*WHAT TO DO*
Set down the full listing exactly as given. Any pictures are to be left out.

*STUDY MATERIAL*

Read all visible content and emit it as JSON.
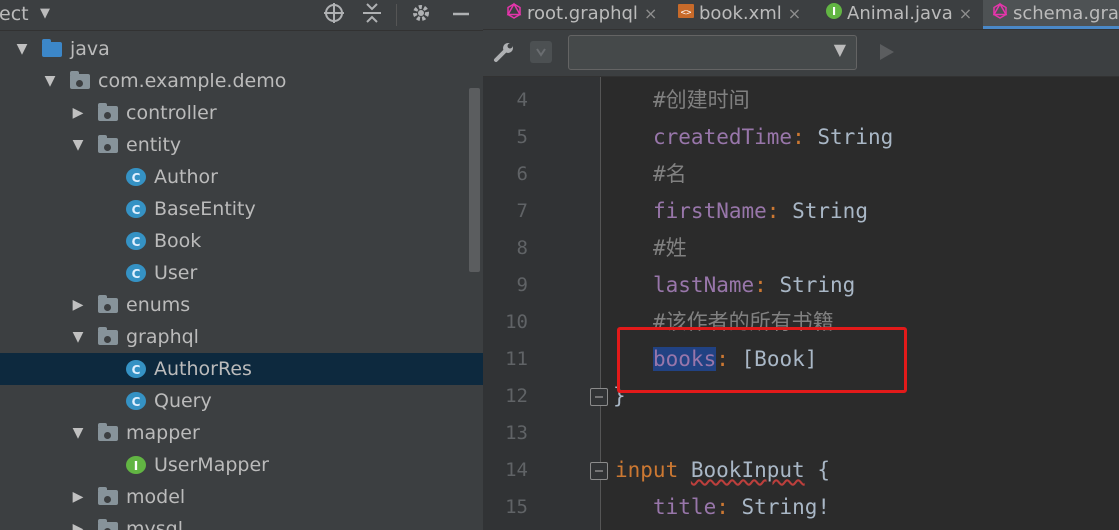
{
  "project_panel": {
    "title": "ect",
    "tree": [
      {
        "label": "java",
        "kind": "folder-blue",
        "level": 0,
        "expanded": true
      },
      {
        "label": "com.example.demo",
        "kind": "package",
        "level": 1,
        "expanded": true
      },
      {
        "label": "controller",
        "kind": "package",
        "level": 2,
        "expanded": false
      },
      {
        "label": "entity",
        "kind": "package",
        "level": 2,
        "expanded": true
      },
      {
        "label": "Author",
        "kind": "class",
        "level": 3
      },
      {
        "label": "BaseEntity",
        "kind": "class",
        "level": 3
      },
      {
        "label": "Book",
        "kind": "class",
        "level": 3
      },
      {
        "label": "User",
        "kind": "class",
        "level": 3
      },
      {
        "label": "enums",
        "kind": "package",
        "level": 2,
        "expanded": false
      },
      {
        "label": "graphql",
        "kind": "package",
        "level": 2,
        "expanded": true
      },
      {
        "label": "AuthorRes",
        "kind": "class",
        "level": 3,
        "selected": true
      },
      {
        "label": "Query",
        "kind": "class",
        "level": 3
      },
      {
        "label": "mapper",
        "kind": "package",
        "level": 2,
        "expanded": true
      },
      {
        "label": "UserMapper",
        "kind": "interface",
        "level": 3
      },
      {
        "label": "model",
        "kind": "package",
        "level": 2,
        "expanded": false
      },
      {
        "label": "mysql",
        "kind": "package",
        "level": 2,
        "expanded": false
      }
    ]
  },
  "tabs": [
    {
      "label": "root.graphql",
      "icon": "graphql-icon"
    },
    {
      "label": "book.xml",
      "icon": "xml-icon"
    },
    {
      "label": "Animal.java",
      "icon": "interface-icon"
    },
    {
      "label": "schema.grap",
      "icon": "graphql-icon",
      "active": true
    }
  ],
  "tab_close_glyph": "×",
  "editor": {
    "lines": [
      {
        "num": "4",
        "text": "#创建时间"
      },
      {
        "num": "5",
        "field": "createdTime",
        "type": "String"
      },
      {
        "num": "6",
        "text": "#名"
      },
      {
        "num": "7",
        "field": "firstName",
        "type": "String"
      },
      {
        "num": "8",
        "text": "#姓"
      },
      {
        "num": "9",
        "field": "lastName",
        "type": "String"
      },
      {
        "num": "10",
        "text": "#该作者的所有书籍"
      },
      {
        "num": "11",
        "field": "books",
        "type": "[Book]"
      },
      {
        "num": "12",
        "text": "}"
      },
      {
        "num": "13",
        "text": ""
      },
      {
        "num": "14",
        "keyword": "input",
        "name": "BookInput",
        "brace": "{"
      },
      {
        "num": "15",
        "field": "title",
        "type": "String!"
      }
    ]
  },
  "colors": {
    "highlight_box": "#e21a1a",
    "selection": "#214283",
    "comment": "#808080",
    "field": "#9876aa",
    "keyword": "#cc7832"
  }
}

*OUTPUT OF THE TASK*
Read all visible content and emit it as JSON.
{
  "project_panel": {
    "title": "ect",
    "tree": [
      {
        "label": "java",
        "kind": "folder-blue",
        "level": 0,
        "expanded": true
      },
      {
        "label": "com.example.demo",
        "kind": "package",
        "level": 1,
        "expanded": true
      },
      {
        "label": "controller",
        "kind": "package",
        "level": 2,
        "expanded": false
      },
      {
        "label": "entity",
        "kind": "package",
        "level": 2,
        "expanded": true
      },
      {
        "label": "Author",
        "kind": "class",
        "level": 3
      },
      {
        "label": "BaseEntity",
        "kind": "class",
        "level": 3
      },
      {
        "label": "Book",
        "kind": "class",
        "level": 3
      },
      {
        "label": "User",
        "kind": "class",
        "level": 3
      },
      {
        "label": "enums",
        "kind": "package",
        "level": 2,
        "expanded": false
      },
      {
        "label": "graphql",
        "kind": "package",
        "level": 2,
        "expanded": true
      },
      {
        "label": "AuthorRes",
        "kind": "class",
        "level": 3,
        "selected": true
      },
      {
        "label": "Query",
        "kind": "class",
        "level": 3
      },
      {
        "label": "mapper",
        "kind": "package",
        "level": 2,
        "expanded": true
      },
      {
        "label": "UserMapper",
        "kind": "interface",
        "level": 3
      },
      {
        "label": "model",
        "kind": "package",
        "level": 2,
        "expanded": false
      },
      {
        "label": "mysql",
        "kind": "package",
        "level": 2,
        "expanded": false
      }
    ]
  },
  "tabs": [
    {
      "label": "root.graphql",
      "icon": "graphql-icon"
    },
    {
      "label": "book.xml",
      "icon": "xml-icon"
    },
    {
      "label": "Animal.java",
      "icon": "interface-icon"
    },
    {
      "label": "schema.grap",
      "icon": "graphql-icon",
      "active": true
    }
  ],
  "tab_close_glyph": "×",
  "editor": {
    "lines": [
      {
        "num": "4",
        "text": "#创建时间"
      },
      {
        "num": "5",
        "field": "createdTime",
        "type": "String"
      },
      {
        "num": "6",
        "text": "#名"
      },
      {
        "num": "7",
        "field": "firstName",
        "type": "String"
      },
      {
        "num": "8",
        "text": "#姓"
      },
      {
        "num": "9",
        "field": "lastName",
        "type": "String"
      },
      {
        "num": "10",
        "text": "#该作者的所有书籍"
      },
      {
        "num": "11",
        "field": "books",
        "type": "[Book]"
      },
      {
        "num": "12",
        "text": "}"
      },
      {
        "num": "13",
        "text": ""
      },
      {
        "num": "14",
        "keyword": "input",
        "name": "BookInput",
        "brace": "{"
      },
      {
        "num": "15",
        "field": "title",
        "type": "String!"
      }
    ]
  },
  "colors": {
    "highlight_box": "#e21a1a",
    "selection": "#214283",
    "comment": "#808080",
    "field": "#9876aa",
    "keyword": "#cc7832"
  }
}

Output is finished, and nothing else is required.